Clara Miller is the CEO of Nonprofit Finance Fund. On Wednesday, I’ll be releasing a podcast interview I recorded with her a couple weeks ago. Yesterday she sat on a panel with Nancy Roob, president of The Edna McConnell Clark Foundation to discuss “Linking Money to Mission: Structuring Your Grants to Promote Grantee Performance”.
This was my favorite session so far. Clara challenged the notion that nonprofits need to “scale”, get bigger, to be most effective. She pointed out that since nonprofits, by definition, lose money on every “sale” they can’t make up the losses by doing more volume. Instead, in order to get larger, they have to grow both their core business as well as their subsidy business, the fundraising that they do in order to continue an unprofitable business.
Her point, and the message of Nancy Roob, was to discuss how grantmakers can support nonprofits by supplying the growth capital they need to scale. I took away a more general message about which kind of nonprofits philanthropists should even attempt to help grow. Clara mentioned a paper written my her colleague George Overholser, Building is Not Buying:
Building an enterprise is fundamentally different than buying services from that enterprise. And yet, standard nonprofit accounting sheds no light on the building vs. buying distinction. George Overholser believes that this missing distinction is a major reason why a market for nonprofit growth capital has failed to materialize. The good news is that the system can be fixed more easily than one might expect.
When thinking about the difference between a great nonprofit that should simply be funded and one that should be given growth capital, Clara suggested we consider a neighborhood diner that served an incredibly good breakfast menu. Should it scale up? How many national chains serve an incredibly good breakfast menu? Not many, quality is difficult to scale.

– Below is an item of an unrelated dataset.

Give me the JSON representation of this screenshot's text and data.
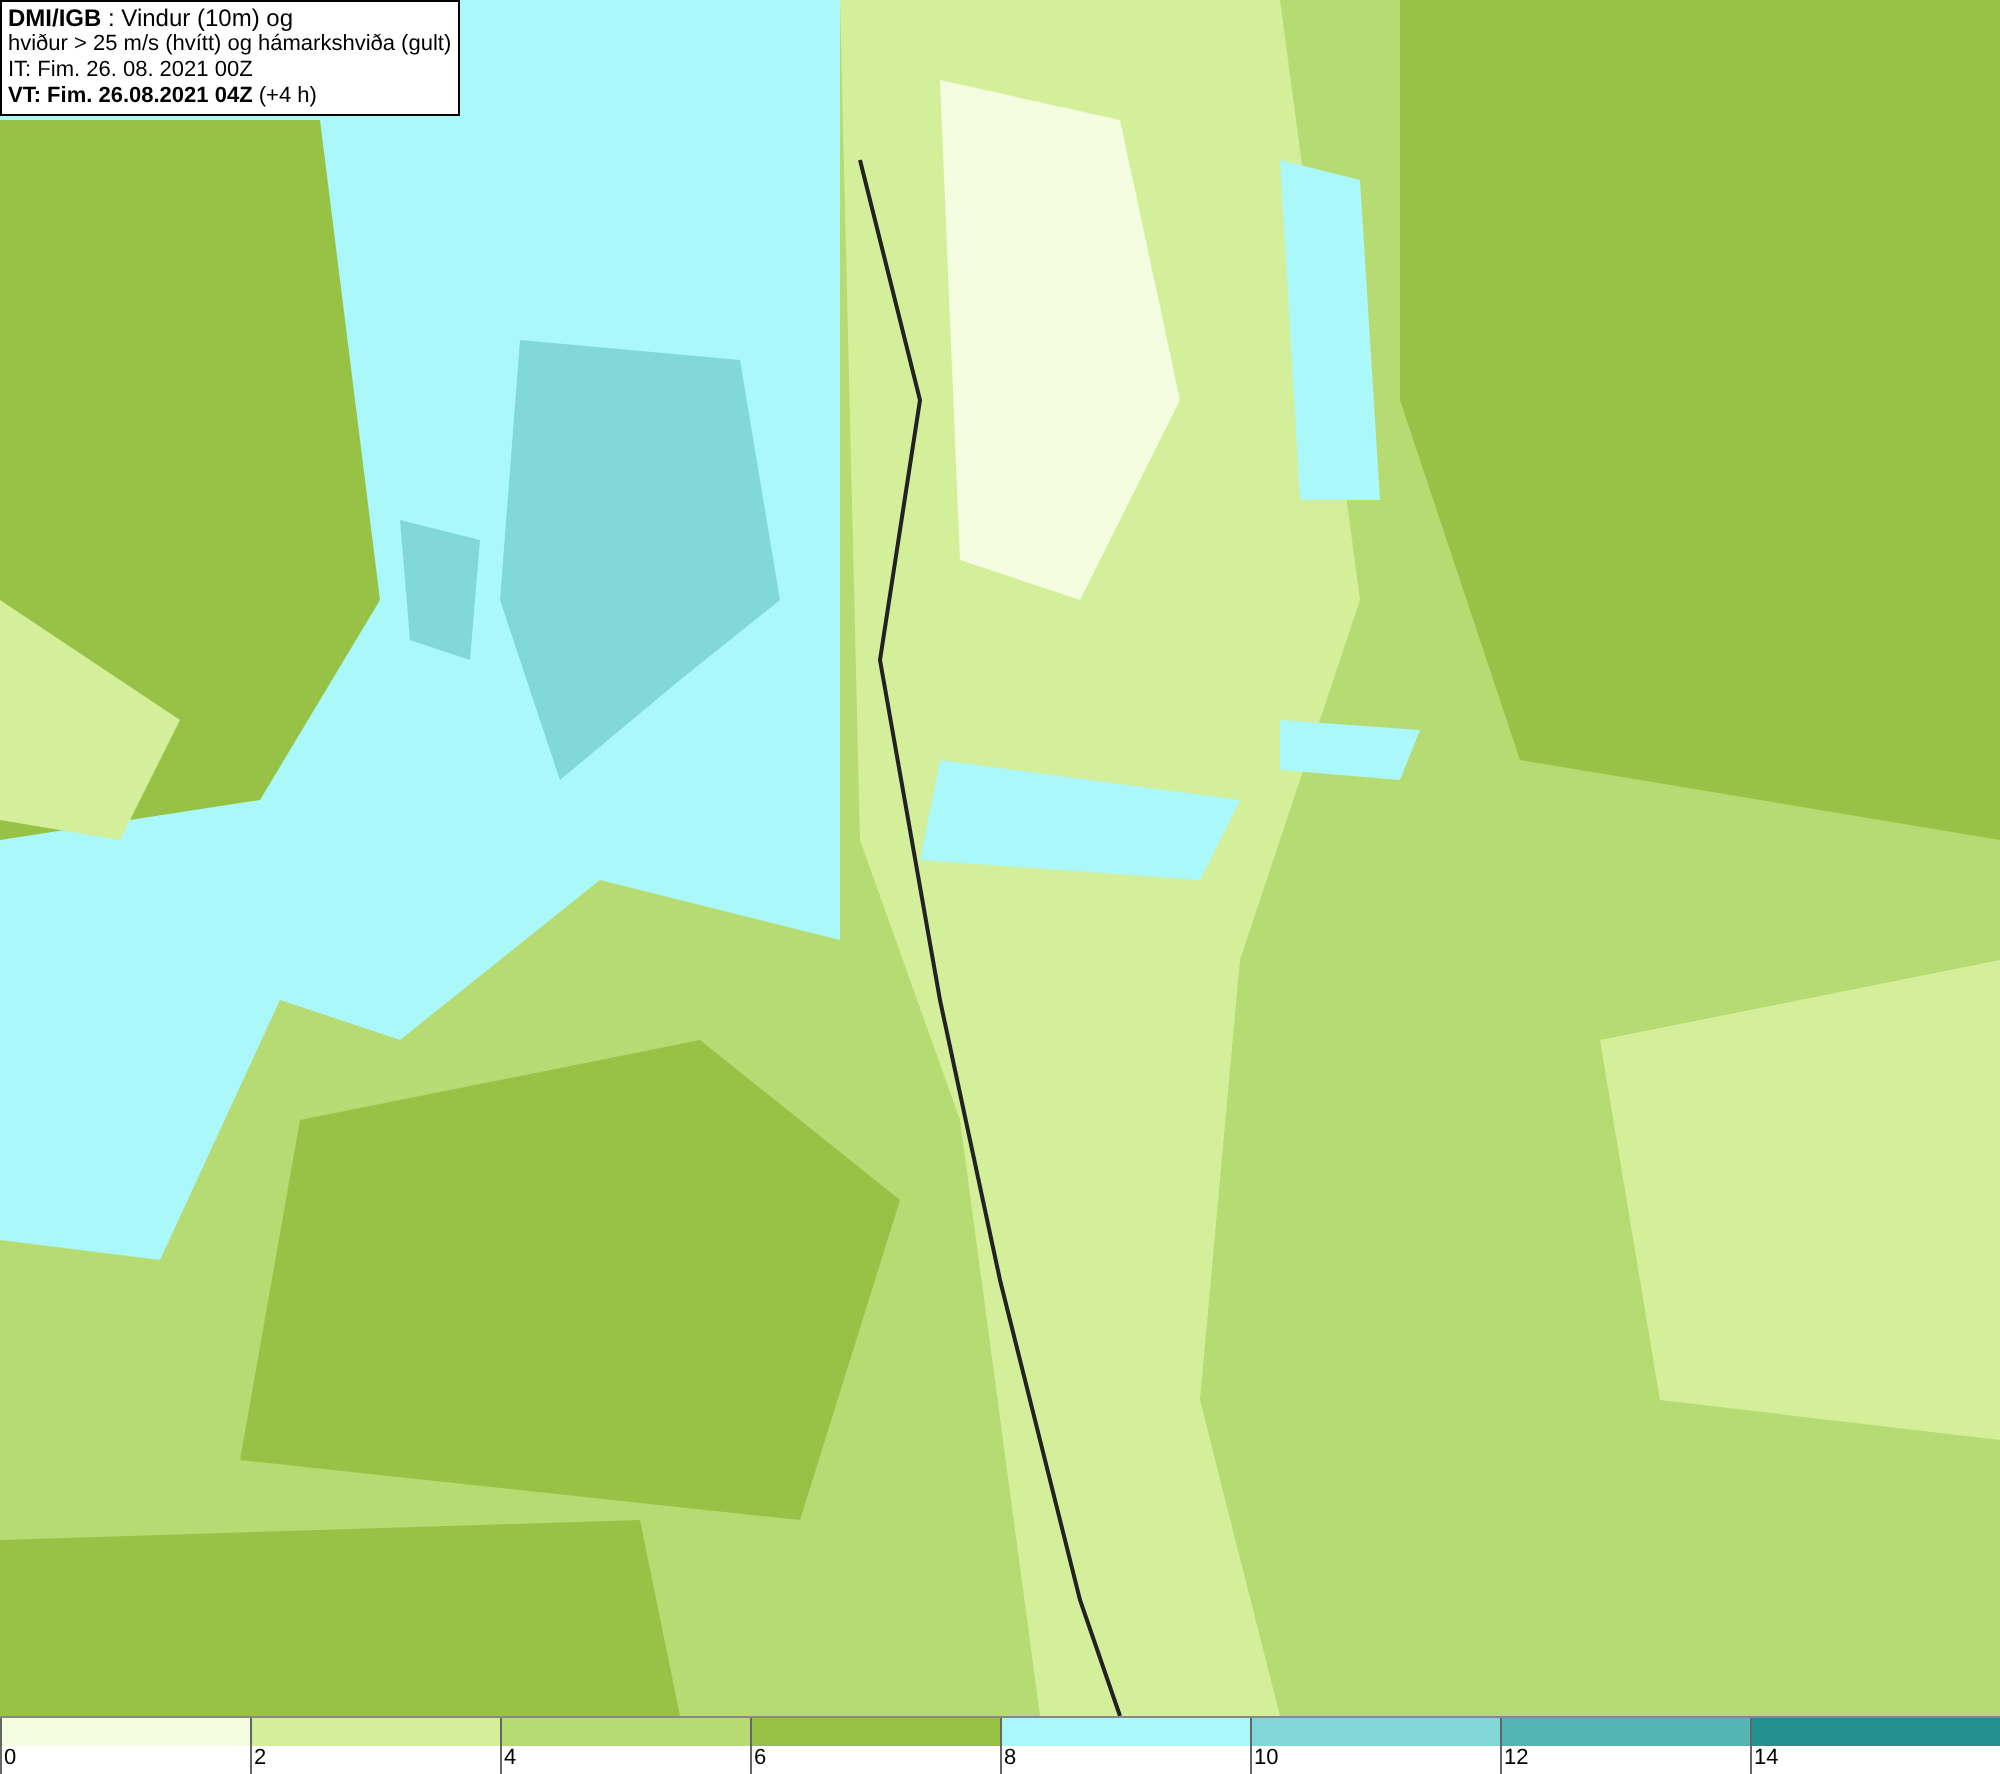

In this case, the customer should be content eating at the diner (funding its annual needs), but not provide growth capital to open new locations.
I’ve asked for a copy of the presentation to be emailed to me. If I get it, I’ll post some of the relevant slides. The last page of the presentation was four simple tips for grantmakers on how to structure grants. If you’ve been reading GiveWell, none of them will be a surprise, his advocacy of ignoring overhead cost ratios and making unrestricted grants mirrored Clara’s suggestions exactly.